The general exemption which, according to ENTSO-E, could possibly apply to all different long-term transmission products, is the Article 2(1)(c) of the Directive (regarding “incidental” activity). Pursuant to the provision cited “Persons providing an investment service where that service is provided in an incidental manner in the course of a professional activity and that activity is regulated by legal or regulatory provisions (...)” are exempted from complying with the provisions of the Directive.
The reasons justifying, in the ENTSO-E opinion, incidental nature of PTR + UIOSI (Use-It-Or-Sell-It principle) and/or the FTR options are that generally the revenue generated through auctions thereof could represent a relatively small share of TSOs turnover and is due to be continuously reduced (assuming cross-border congestions disappear). Moreover, ENTSO-E recalls the argument that the issuance and the distribution of FTRs is not part of the core business of TSOs, since this is not part of the TSO tasks in article 12 of Directive 2009/72/EC.
If market participants request transmission rights for both directions the amount of capacity allocated through FTR obligation auction is more than the capacity allocated through PTRs or FTR options auction due to netting. Once the capacity is allocated in one direction TSO can provide immediately the corresponding capacity in the opposite direction and therefore the volume of transmission rights might be higher.
A prerequisite for FTRs is that cross-border trades will always be handled through the power exchanges.
With PTRs actors have the possibility to nominate capacity and thus can trade bilaterally without having the PXs involved for the transaction (except for Italy where the declaration to the PXs is necessary).
ENTSO-E reserves, however, in the above Educational Paper that it does not have major expertise in financial law and therefore the above conclusions might need to be confirmed on certain aspects (e.g. are FTR to be considered as CfDs as defined in MiFID? Or should FTR be considered as “a derivative contract on the transportation costs for a commodity” (Recital 25 of the Regulation)).
The consequences of the qualifications at issue may involve in particular record-keeping obligations for investment firms, transaction reporting, market transparency, admission of financial instruments to trading etc.
As can easily be noticed the whole ENTSO-E conception is based on the MiFID wording for the “incidental” activity and this is the interpretation only.
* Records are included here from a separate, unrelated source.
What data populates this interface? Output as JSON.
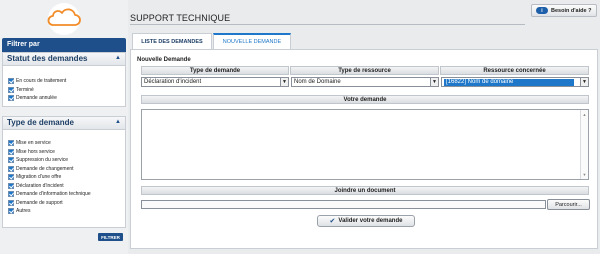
{
  "sidebar": {
    "filter_title": "Filtrer par",
    "status_panel": {
      "title": "Statut des demandes",
      "items": [
        {
          "label": "En cours de traitement",
          "checked": true
        },
        {
          "label": "Terminé",
          "checked": true
        },
        {
          "label": "Demande annulée",
          "checked": true
        }
      ]
    },
    "type_panel": {
      "title": "Type de demande",
      "items": [
        {
          "label": "Mise en service",
          "checked": true
        },
        {
          "label": "Mise hors service",
          "checked": true
        },
        {
          "label": "Suppression du service",
          "checked": true
        },
        {
          "label": "Demande de changement",
          "checked": true
        },
        {
          "label": "Migration d'une offre",
          "checked": true
        },
        {
          "label": "Déclaration d'incident",
          "checked": true
        },
        {
          "label": "Demande d'information technique",
          "checked": true
        },
        {
          "label": "Demande de support",
          "checked": true
        },
        {
          "label": "Autres",
          "checked": true
        }
      ]
    },
    "filter_button": "FILTRER"
  },
  "header": {
    "title": "SUPPORT TECHNIQUE",
    "help_button": "Besoin d'aide ?",
    "help_icon_text": "i"
  },
  "tabs": [
    {
      "label": "LISTE DES DEMANDES",
      "active": false
    },
    {
      "label": "NOUVELLE DEMANDE",
      "active": true
    }
  ],
  "form": {
    "section_title": "Nouvelle Demande",
    "columns": [
      "Type de demande",
      "Type de ressource",
      "Ressource concernée"
    ],
    "type_demande_value": "Déclaration d'incident",
    "type_ressource_value": "Nom de Domaine",
    "ressource_value": "[16822] Nom de domaine",
    "votre_demande_label": "Votre demande",
    "votre_demande_value": "",
    "joindre_label": "Joindre un document",
    "file_value": "",
    "browse_button": "Parcourir...",
    "submit_button": "Valider votre demande"
  },
  "colors": {
    "accent": "#1e4f8a",
    "link": "#1e77c8",
    "logo": "#f28c28"
  }
}
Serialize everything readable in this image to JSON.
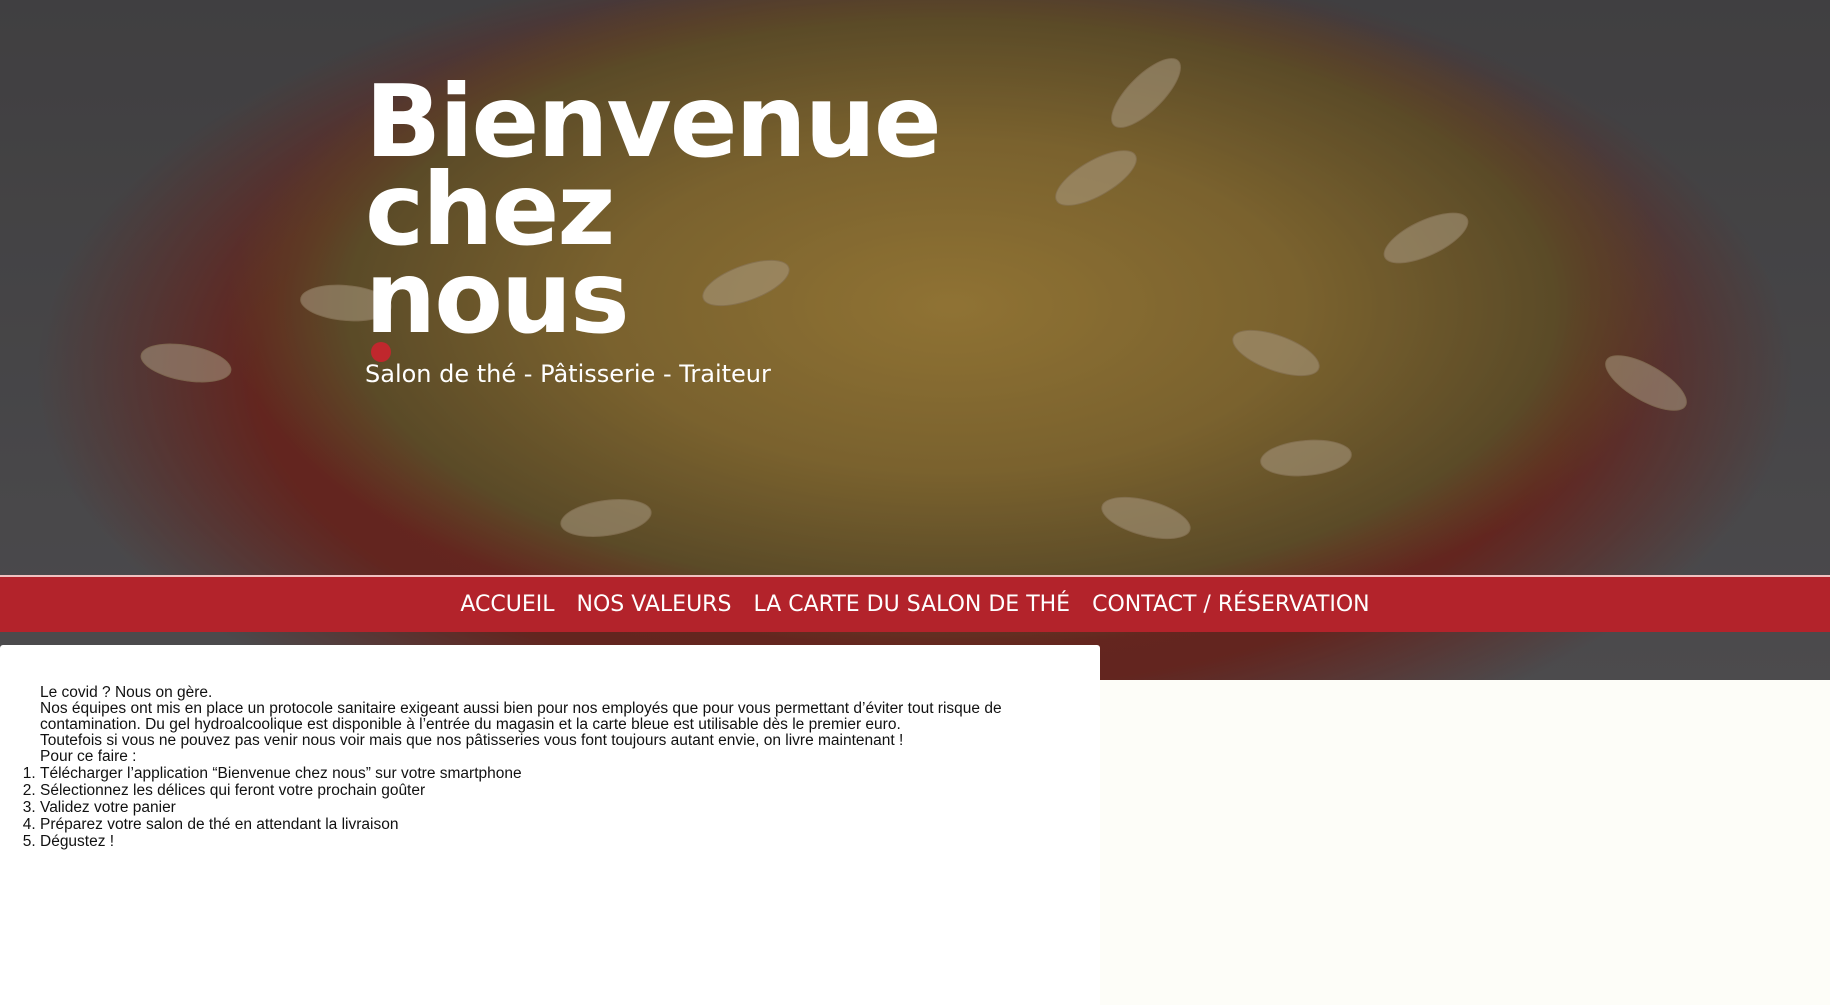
{
  "hero": {
    "title_line1": "Bienvenue",
    "title_line2": "chez",
    "title_line3": "nous",
    "subtitle": "Salon de thé - Pâtisserie - Traiteur",
    "accent_color": "#c0272d"
  },
  "nav": {
    "items": [
      {
        "label": "ACCUEIL"
      },
      {
        "label": "NOS VALEURS"
      },
      {
        "label": "LA CARTE DU SALON DE THÉ"
      },
      {
        "label": "CONTACT / RÉSERVATION"
      }
    ],
    "background_color": "#b3232b"
  },
  "content": {
    "line1": "Le covid ? Nous on gère.",
    "line2": "Nos équipes ont mis en place un protocole sanitaire exigeant aussi bien pour nos employés que pour vous permettant d’éviter tout risque de contamination. Du gel hydroalcoolique est disponible à l’entrée du magasin et la carte bleue est utilisable dès le premier euro.",
    "line3": "Toutefois si vous ne pouvez pas venir nous voir mais que nos pâtisseries vous font toujours autant envie, on livre maintenant !",
    "line4": "Pour ce faire :",
    "steps": [
      "Télécharger l’application “Bienvenue chez nous” sur votre smartphone",
      "Sélectionnez les délices qui feront votre prochain goûter",
      "Validez votre panier",
      "Préparez votre salon de thé en attendant la livraison",
      "Dégustez !"
    ]
  }
}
The regulatory clarification, in particular, at the EU financial authorities' level, would be of greater significance.
Considering the review process the MiFID is currently undergoing ENTSO-E observes a general exemption may be granted to all products issued by TSOs under Article 2(1)(n) of the modified Directive. The said provision states:
“This Directive shall not apply to transmission system operators as defined in Article 2(4) of Directive 2009/72/EC or Article 2(4) of Directive 2009/73/EC when carrying out their tasks under those Directives or Regulation (EC) 714/2009 or Regulation (EC) 715/2009 or network codes or guidelines adopted pursuant those Regulations”.
However, the clause would not apply to potential Joint Auction Office issuing FTRs.
ENTSO-E has prepared a response to the MiFID consultation proposing a modification of Article 2(1)(n) of MiFID in order to include also “any platform performing the allocation of long term transmission rights on behalf the transmission system operator” to be exempted from the application of MiFID.
Qualification of physical transmission rights
PTR + UIOSI in the ENTSO-E opinion are not financial instruments since they do not fulfil any of the conditions for financial instruments listed in the Directive.